What you will do => Find how many lines in the material below contain the word "shortcut" and give only that number.
── Data extract ──
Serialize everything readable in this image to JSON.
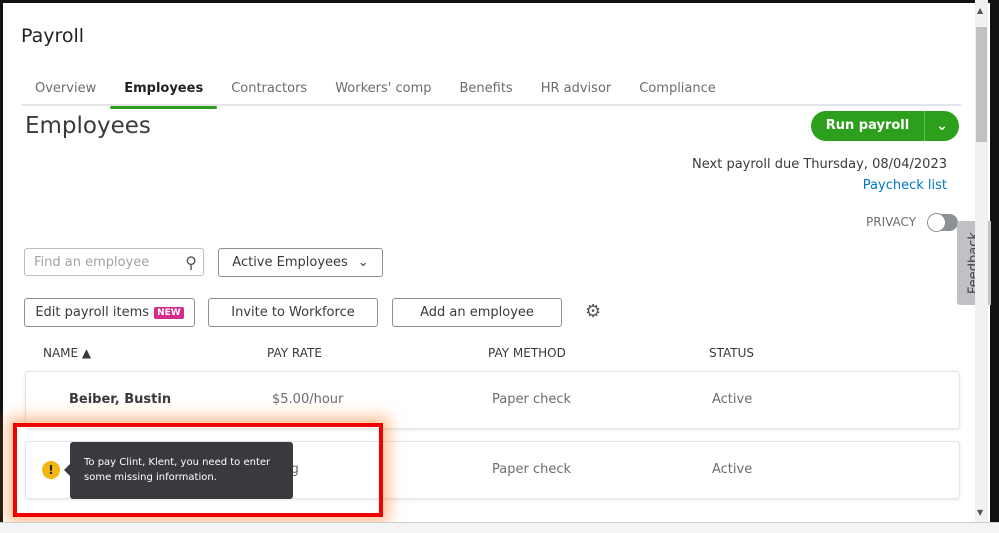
{
  "app": {
    "title": "Payroll"
  },
  "tabs": [
    {
      "label": "Overview",
      "active": false
    },
    {
      "label": "Employees",
      "active": true
    },
    {
      "label": "Contractors",
      "active": false
    },
    {
      "label": "Workers' comp",
      "active": false
    },
    {
      "label": "Benefits",
      "active": false
    },
    {
      "label": "HR advisor",
      "active": false
    },
    {
      "label": "Compliance",
      "active": false
    }
  ],
  "page": {
    "heading": "Employees"
  },
  "run_payroll": {
    "label": "Run payroll",
    "caret_icon": "chevron-down-icon"
  },
  "next_payroll": "Next payroll due Thursday, 08/04/2023",
  "paycheck_list": "Paycheck list",
  "privacy": {
    "label": "PRIVACY",
    "on": false
  },
  "feedback": "Feedback",
  "search": {
    "placeholder": "Find an employee",
    "value": ""
  },
  "filter": {
    "selected": "Active Employees"
  },
  "buttons": {
    "edit_payroll_items": "Edit payroll items",
    "new_badge": "NEW",
    "invite": "Invite to Workforce",
    "add_employee": "Add an employee"
  },
  "table": {
    "headers": [
      "NAME ▲",
      "PAY RATE",
      "PAY METHOD",
      "STATUS"
    ],
    "rows": [
      {
        "name": "Beiber, Bustin",
        "pay_rate": "$5.00/hour",
        "pay_method": "Paper check",
        "status": "Active"
      },
      {
        "name": "",
        "pay_rate": "sing",
        "pay_method": "Paper check",
        "status": "Active",
        "warning": true
      }
    ]
  },
  "tooltip": {
    "text": "To pay Clint, Klent, you need to enter some missing information."
  },
  "colors": {
    "accent": "#2ca01c",
    "link": "#0077c5",
    "badge": "#d52b8a",
    "warning": "#f3b610",
    "highlight": "#f20000"
  }
}
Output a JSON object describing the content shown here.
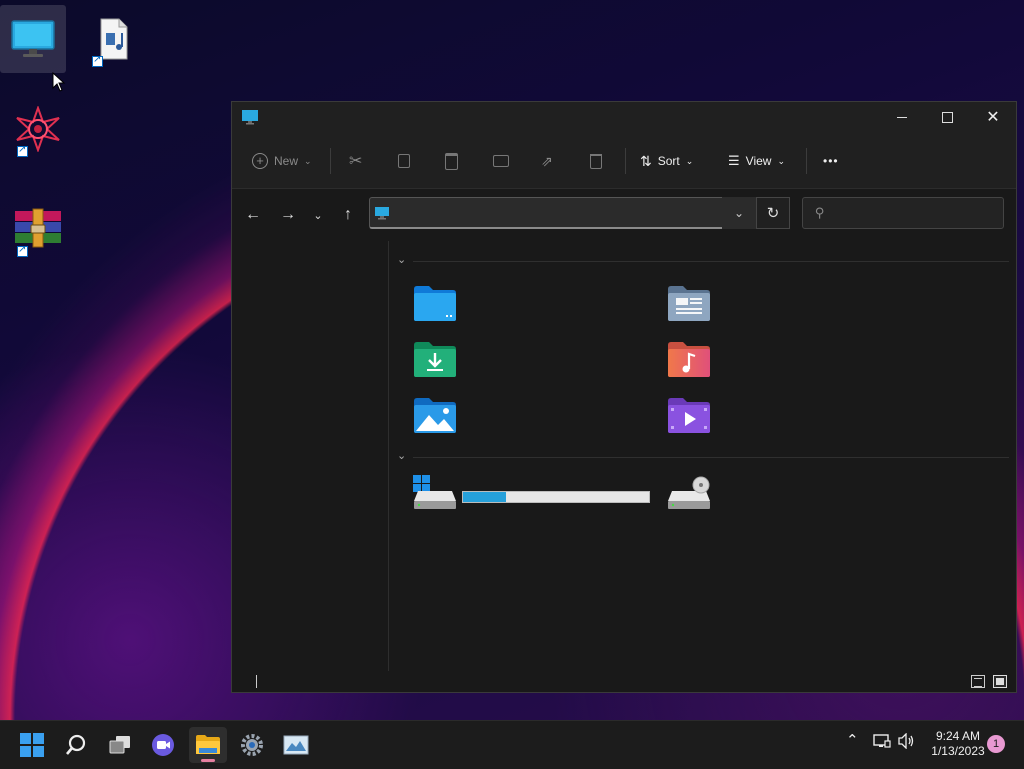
{
  "desktop": {
    "icons": [
      {
        "name": "this-pc",
        "selected": true
      },
      {
        "name": "media-file-shortcut"
      },
      {
        "name": "app-shortcut"
      },
      {
        "name": "winrar-shortcut"
      }
    ]
  },
  "explorer": {
    "toolbar": {
      "new_label": "New",
      "sort_label": "Sort",
      "view_label": "View",
      "more_label": "•••"
    },
    "address": {
      "value": ""
    },
    "search": {
      "placeholder": ""
    },
    "drives": [
      {
        "name": "local-disk",
        "used_fraction": 0.23
      }
    ]
  },
  "taskbar": {
    "time": "9:24 AM",
    "date": "1/13/2023",
    "notification_count": "1"
  },
  "colors": {
    "accent": "#0078d4",
    "progress_fill": "#26a0da",
    "notif_badge": "#e899d2"
  }
}
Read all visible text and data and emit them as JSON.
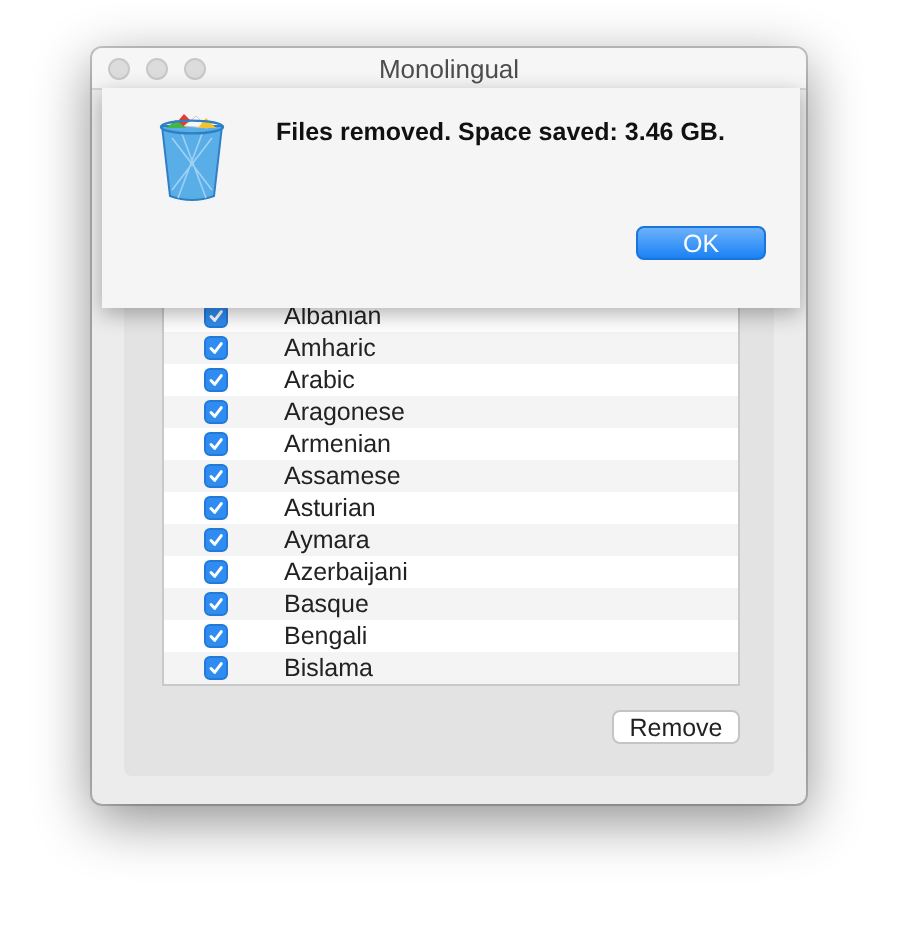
{
  "window": {
    "title": "Monolingual"
  },
  "alert": {
    "message": "Files removed. Space saved: 3.46 GB.",
    "button": "OK"
  },
  "languages": [
    {
      "name": "Albanian",
      "checked": true
    },
    {
      "name": "Amharic",
      "checked": true
    },
    {
      "name": "Arabic",
      "checked": true
    },
    {
      "name": "Aragonese",
      "checked": true
    },
    {
      "name": "Armenian",
      "checked": true
    },
    {
      "name": "Assamese",
      "checked": true
    },
    {
      "name": "Asturian",
      "checked": true
    },
    {
      "name": "Aymara",
      "checked": true
    },
    {
      "name": "Azerbaijani",
      "checked": true
    },
    {
      "name": "Basque",
      "checked": true
    },
    {
      "name": "Bengali",
      "checked": true
    },
    {
      "name": "Bislama",
      "checked": true
    }
  ],
  "remove_button": "Remove"
}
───
Output of the task => 3